Lookout Mobile Security on Wednesday began protecting smartphones from tricksters and booby-trapped websites as people increasingly access the Internet on the go.

Cyber crooks cranking out new weapons experts warn

May 23, 2012

Cyber criminals are cranking out new weapons at a brisk pace, tailoring malicious software for a spectrum of gadgets including smartphones, tablets, and Macintosh computers, a security firm said.

Your smartphone: a new frontier for hackers

Aug 08, 2011

(AP) -- Hackers are out to stymie your smartphone. Last week, security researchers uncovered yet another strain of malicious software aimed at smartphones that run Google's popular Android operating system. ...

Recommended for you

Android gains in US, basic phones almost extinct

12 hours ago

The Google Android platform grabbed the majority of mobile phones in the US market in early 2014, as consumers all but abandoned non-smartphone handsets, a survey showed Friday.

Hackathon team's GoogolPlex gives Siri extra powers

Apr 17, 2014

( —Four freshmen at the University of Pennsylvania have taken Apple's personal assistant Siri to behave as a graduate-level executive assistant which, when asked, is capable of adjusting the temperature ...

Microsoft CEO is driving data-culture mindset

Apr 16, 2014

( —Microsoft's future strategy: is all about leveraging data, from different sources, coming together using one cohesive Microsoft architecture. Microsoft CEO Satya Nadella on Tuesday, both in ...

User comments : 0

More news stories

Researchers uncover likely creator of Bitcoin

The primary author of the celebrated Bitcoin paper, and therefore probable creator of Bitcoin, is most likely Nick Szabo, a blogger and former George Washington University law professor, according to students ...

LinkedIn membership hits 300 million

The career-focused social network LinkedIn announced Friday it has 300 million members, with more than half the total outside the United States.
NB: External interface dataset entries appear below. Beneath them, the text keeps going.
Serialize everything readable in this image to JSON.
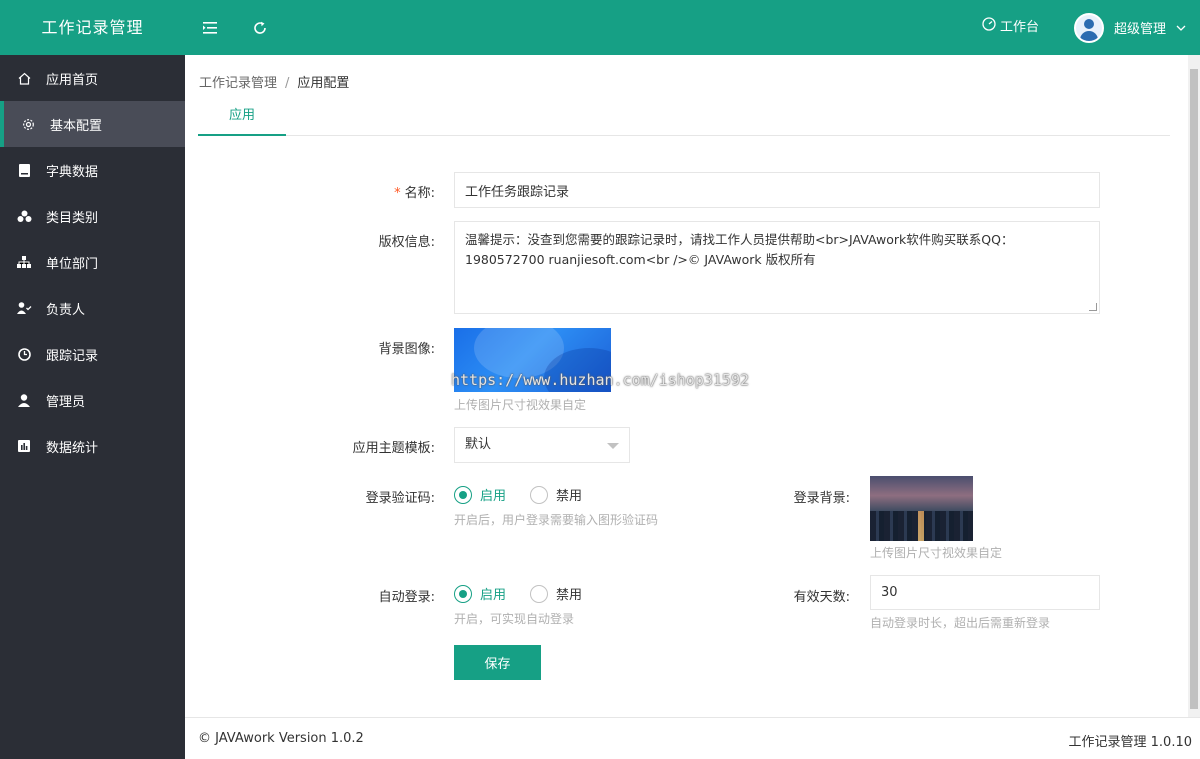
{
  "header": {
    "brand": "工作记录管理",
    "workbench": "工作台",
    "user": "超级管理"
  },
  "sidebar": {
    "items": [
      {
        "label": "应用首页",
        "icon": "home-icon"
      },
      {
        "label": "基本配置",
        "icon": "gear-icon"
      },
      {
        "label": "字典数据",
        "icon": "book-icon"
      },
      {
        "label": "类目类别",
        "icon": "cubes-icon"
      },
      {
        "label": "单位部门",
        "icon": "sitemap-icon"
      },
      {
        "label": "负责人",
        "icon": "user-check-icon"
      },
      {
        "label": "跟踪记录",
        "icon": "clock-icon"
      },
      {
        "label": "管理员",
        "icon": "user-icon"
      },
      {
        "label": "数据统计",
        "icon": "bar-chart-icon"
      }
    ]
  },
  "breadcrumb": {
    "root": "工作记录管理",
    "separator": "/",
    "current": "应用配置"
  },
  "tabs": [
    "应用"
  ],
  "form": {
    "name": {
      "label": "名称:",
      "required_mark": "*",
      "value": "工作任务跟踪记录"
    },
    "copyright": {
      "label": "版权信息:",
      "value": "温馨提示：没查到您需要的跟踪记录时，请找工作人员提供帮助<br>JAVAwork软件购买联系QQ：1980572700 ruanjiesoft.com<br />© JAVAwork 版权所有"
    },
    "background": {
      "label": "背景图像:",
      "help": "上传图片尺寸视效果自定",
      "watermark": "https://www.huzhan.com/ishop31592"
    },
    "theme": {
      "label": "应用主题模板:",
      "value": "默认"
    },
    "captcha": {
      "label": "登录验证码:",
      "on": "启用",
      "off": "禁用",
      "selected": "启用",
      "help": "开启后，用户登录需要输入图形验证码"
    },
    "login_bg": {
      "label": "登录背景:",
      "help": "上传图片尺寸视效果自定"
    },
    "auto_login": {
      "label": "自动登录:",
      "on": "启用",
      "off": "禁用",
      "selected": "启用",
      "help": "开启，可实现自动登录"
    },
    "valid_days": {
      "label": "有效天数:",
      "value": "30",
      "help": "自动登录时长，超出后需重新登录"
    },
    "save": "保存"
  },
  "footer": {
    "left": "© JAVAwork Version 1.0.2",
    "right": "工作记录管理 1.0.10"
  },
  "colors": {
    "accent": "#16a085",
    "sidebar_bg": "#2b2e36",
    "sidebar_active": "#494c57"
  }
}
Impact glass stores biodata for millions of years

( —Bits of plant life encapsulated in molten glass by asteroid and comet impacts millions of years ago give geologists information about climate and life forms on the ancient Earth. Scientists ...